Data to use START

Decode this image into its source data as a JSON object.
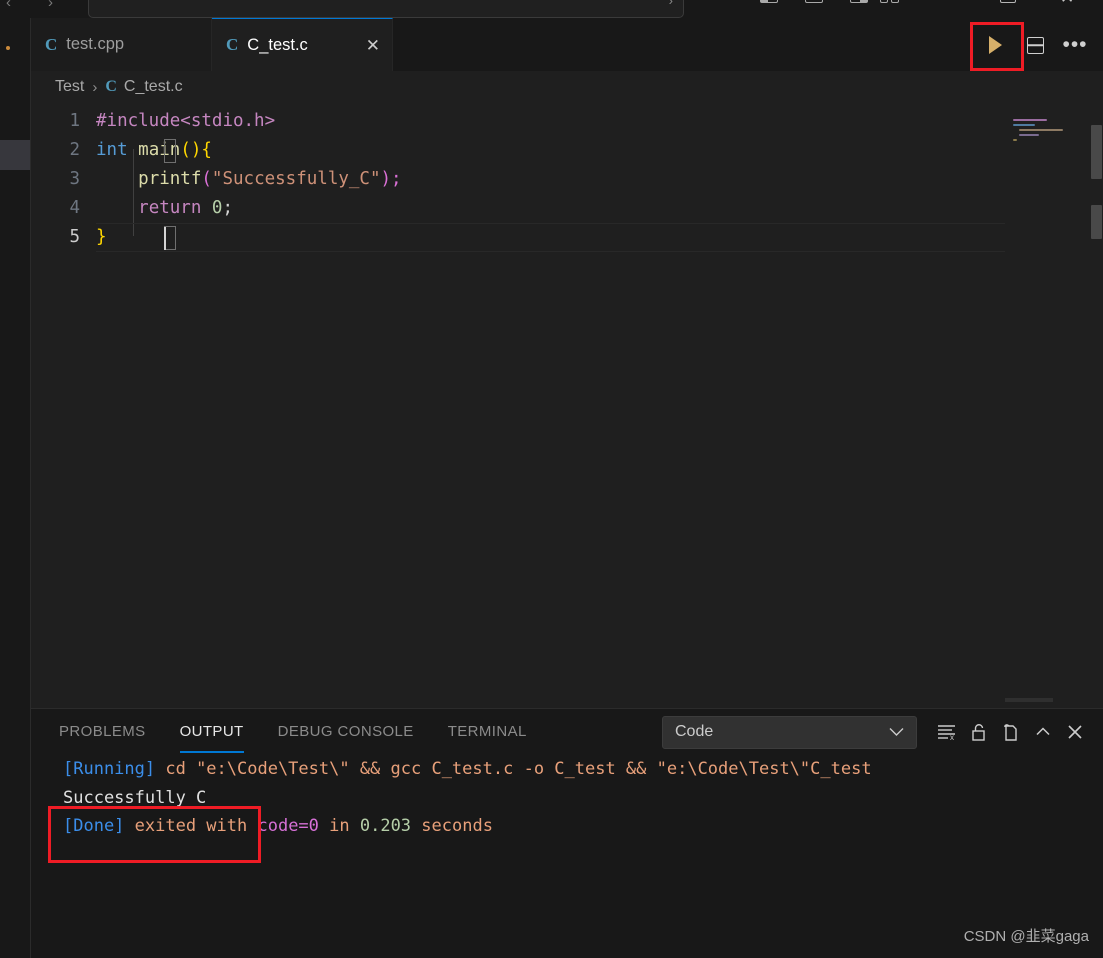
{
  "titlebar": {
    "back_icon": "chevron-left-icon",
    "forward_icon": "chevron-right-icon",
    "search_placeholder": "",
    "search_value": "",
    "close_label": "✕"
  },
  "tabs": [
    {
      "label": "test.cpp",
      "icon": "cpp-file-icon",
      "icon_glyph": "C",
      "active": false
    },
    {
      "label": "C_test.c",
      "icon": "c-file-icon",
      "icon_glyph": "C",
      "active": true,
      "close_label": "✕"
    }
  ],
  "editor_actions": {
    "run_label": "run-code-button",
    "split_label": "split-editor-button",
    "more_label": "•••"
  },
  "breadcrumb": {
    "folder": "Test",
    "separator": "›",
    "file_icon_glyph": "C",
    "file": "C_test.c"
  },
  "code": {
    "lines": [
      {
        "num": "1",
        "tokens": [
          {
            "t": "#include",
            "c": "t-pre"
          },
          {
            "t": "<stdio.h>",
            "c": "t-pre"
          }
        ]
      },
      {
        "num": "2",
        "tokens": [
          {
            "t": "int",
            "c": "t-key"
          },
          {
            "t": " ",
            "c": "t-plain"
          },
          {
            "t": "main",
            "c": "t-fn"
          },
          {
            "t": "(",
            "c": "t-p1"
          },
          {
            "t": ")",
            "c": "t-p1"
          },
          {
            "t": "{",
            "c": "t-p1"
          }
        ]
      },
      {
        "num": "3",
        "tokens": [
          {
            "t": "    ",
            "c": "t-plain"
          },
          {
            "t": "printf",
            "c": "t-fn"
          },
          {
            "t": "(",
            "c": "t-p2"
          },
          {
            "t": "\"Successfully_C\"",
            "c": "t-str"
          },
          {
            "t": ")",
            "c": "t-p2"
          },
          {
            "t": ";",
            "c": "t-p2"
          }
        ]
      },
      {
        "num": "4",
        "tokens": [
          {
            "t": "    ",
            "c": "t-plain"
          },
          {
            "t": "return",
            "c": "t-ctrl"
          },
          {
            "t": " ",
            "c": "t-plain"
          },
          {
            "t": "0",
            "c": "t-num"
          },
          {
            "t": ";",
            "c": "t-punc"
          }
        ]
      },
      {
        "num": "5",
        "tokens": [
          {
            "t": "}",
            "c": "t-p1"
          }
        ]
      }
    ],
    "full_text": "#include<stdio.h>\nint main(){\n    printf(\"Successfully_C\");\n    return 0;\n}"
  },
  "panel": {
    "tabs": [
      {
        "label": "PROBLEMS",
        "active": false
      },
      {
        "label": "OUTPUT",
        "active": true
      },
      {
        "label": "DEBUG CONSOLE",
        "active": false
      },
      {
        "label": "TERMINAL",
        "active": false
      }
    ],
    "channel_selected": "Code",
    "channel_chevron": "⌄",
    "actions": [
      {
        "name": "clear-output-icon"
      },
      {
        "name": "lock-scroll-icon"
      },
      {
        "name": "open-in-editor-icon"
      },
      {
        "name": "collapse-panel-icon",
        "glyph": "⌃"
      },
      {
        "name": "close-panel-icon",
        "glyph": "✕"
      }
    ],
    "output_lines": [
      {
        "segments": [
          {
            "t": "[Running]",
            "c": "o-blue"
          },
          {
            "t": " cd ",
            "c": "o-or"
          },
          {
            "t": "\"e:\\Code\\Test\\\" && gcc C_test.c -o C_test && \"e:\\Code\\Test\\\"C_test",
            "c": "o-or"
          }
        ]
      },
      {
        "segments": [
          {
            "t": "Successfully_C",
            "c": "o-white"
          }
        ]
      },
      {
        "segments": [
          {
            "t": "[Done]",
            "c": "o-blue"
          },
          {
            "t": " exited with ",
            "c": "o-or"
          },
          {
            "t": "code=0",
            "c": "o-mag"
          },
          {
            "t": " in ",
            "c": "o-or"
          },
          {
            "t": "0.203",
            "c": "o-green"
          },
          {
            "t": " seconds",
            "c": "o-or"
          }
        ]
      }
    ]
  },
  "watermark": "CSDN @韭菜gaga",
  "colors": {
    "accent": "#0078d4",
    "highlight_box": "#ee1c25",
    "editor_bg": "#1f1f1f",
    "panel_bg": "#181818"
  }
}
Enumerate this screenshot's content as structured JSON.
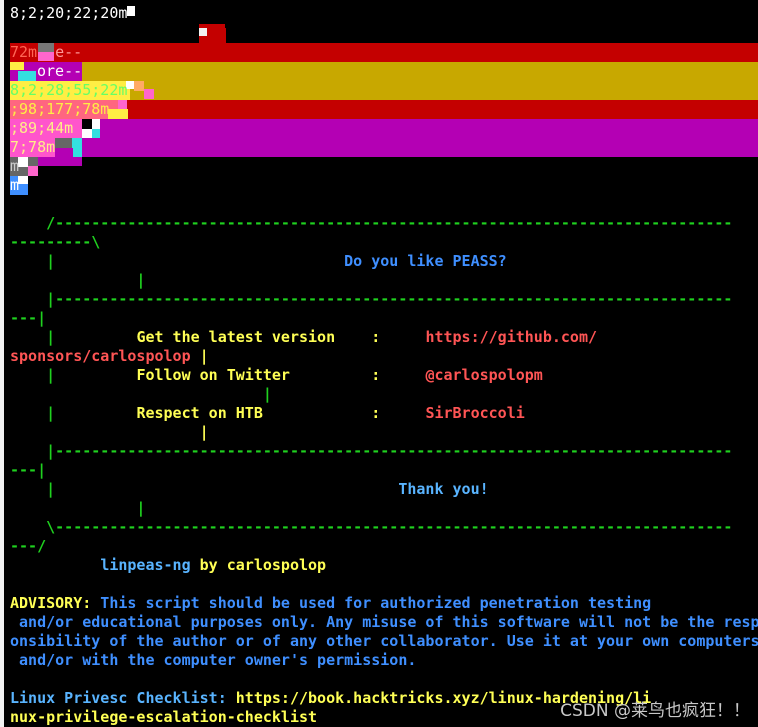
{
  "colors": {
    "background": "#000000",
    "dashes": "#1fd11f",
    "question": "#3f8fff",
    "labels": "#ffff55",
    "values": "#ff5555",
    "red_bar": "#c40000",
    "yellow_bar": "#c8a800",
    "magenta_bar": "#b400b4"
  },
  "top_line": "8;2;20;22;20m",
  "glitch": {
    "line1": "72m",
    "line1b": "e--",
    "line2": "ore--",
    "line3": "8;2;28;55;22m",
    "line4": ";98;177;78m",
    "line5": ";89;44m",
    "line6": "7;78m",
    "line7": "m",
    "line8": "m"
  },
  "banner": {
    "top_a": "    /---------------------------------------------------------------------------",
    "top_b": "---------\\",
    "question_pre": "    |                                ",
    "question": "Do you like PEASS?",
    "pipe_1": "              |",
    "sep1_a": "    |---------------------------------------------------------------------------",
    "sep1_b": "---|",
    "row1_pre": "    |         ",
    "row1_label": "Get the latest version    :",
    "row1_value_a": "https://github.com/",
    "row1_value_b": "sponsors/carlospolop",
    "row1_tail": " |",
    "row2_pre": "    |         ",
    "row2_label": "Follow on Twitter         :",
    "row2_value": "@carlospolopm",
    "pipe_2": "                            |",
    "row3_pre": "    |         ",
    "row3_label": "Respect on HTB            :",
    "row3_value": "SirBroccoli",
    "pipe_3": "                     |",
    "sep2_a": "    |---------------------------------------------------------------------------",
    "sep2_b": "---|",
    "thanks_pre": "    |                                      ",
    "thanks": "Thank you!",
    "pipe_4": "              |",
    "bot_a": "    \\---------------------------------------------------------------------------",
    "bot_b": "---/"
  },
  "credit": {
    "name": "linpeas-ng",
    "by": " by carlospolop"
  },
  "advisory": {
    "label": "ADVISORY:",
    "line1": " This script should be used for authorized penetration testing",
    "line2": " and/or educational purposes only. Any misuse of this software will not be the resp",
    "line3": "onsibility of the author or of any other collaborator. Use it at your own computers",
    "line4": " and/or with the computer owner's permission."
  },
  "checklist": {
    "label": "Linux Privesc Checklist:",
    "url_a": " https://book.hacktricks.xyz/linux-hardening/li",
    "url_b": "nux-privilege-escalation-checklist"
  },
  "watermark": "CSDN @莱鸟也疯狂！！"
}
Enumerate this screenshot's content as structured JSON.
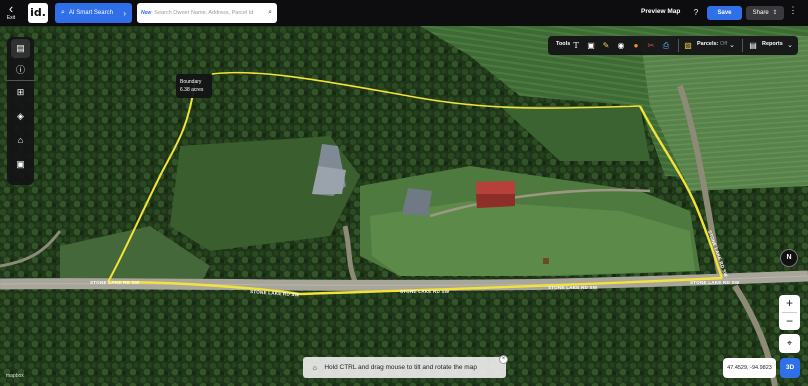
{
  "header": {
    "exit_label": "Exit",
    "logo_text": "id.",
    "ai_search_label": "AI Smart Search",
    "search_new_badge": "New",
    "search_placeholder": "Search Owner Name, Address, Parcel Id",
    "preview_map_label": "Preview Map",
    "help_label": "?",
    "save_label": "Save",
    "share_label": "Share"
  },
  "left_toolbar": {
    "icons": [
      "layers-panel-icon",
      "info-icon",
      "map-icon",
      "stack-icon",
      "buildings-icon",
      "image-icon"
    ]
  },
  "tools_bar": {
    "label": "Tools",
    "parcels_label": "Parcels:",
    "parcels_state": "Off",
    "reports_label": "Reports"
  },
  "boundary": {
    "title": "Boundary",
    "area": "6.38 acres",
    "color": "#f2e33b"
  },
  "roads": [
    {
      "label": "STONE LAKE RD SW"
    },
    {
      "label": "STONE LAKE RD SW"
    },
    {
      "label": "STONE LAKE RD SW"
    },
    {
      "label": "STONE LAKE RD SW"
    },
    {
      "label": "STONE LAKE RD SW"
    },
    {
      "label": "STONE LAKE RD SW"
    }
  ],
  "map_controls": {
    "compass_label": "N",
    "zoom_in": "+",
    "zoom_out": "−",
    "coordinates": "47.4529, -94.9823",
    "view_3d_label": "3D"
  },
  "hint": {
    "text": "Hold CTRL and drag mouse to tilt and rotate the map"
  },
  "attribution": "mapbox",
  "colors": {
    "accent": "#2f6fe8",
    "topbar": "#0d0d0f",
    "road_highlight": "#f2e33b"
  }
}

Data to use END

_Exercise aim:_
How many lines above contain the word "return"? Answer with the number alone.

_Result of the exercise:_
2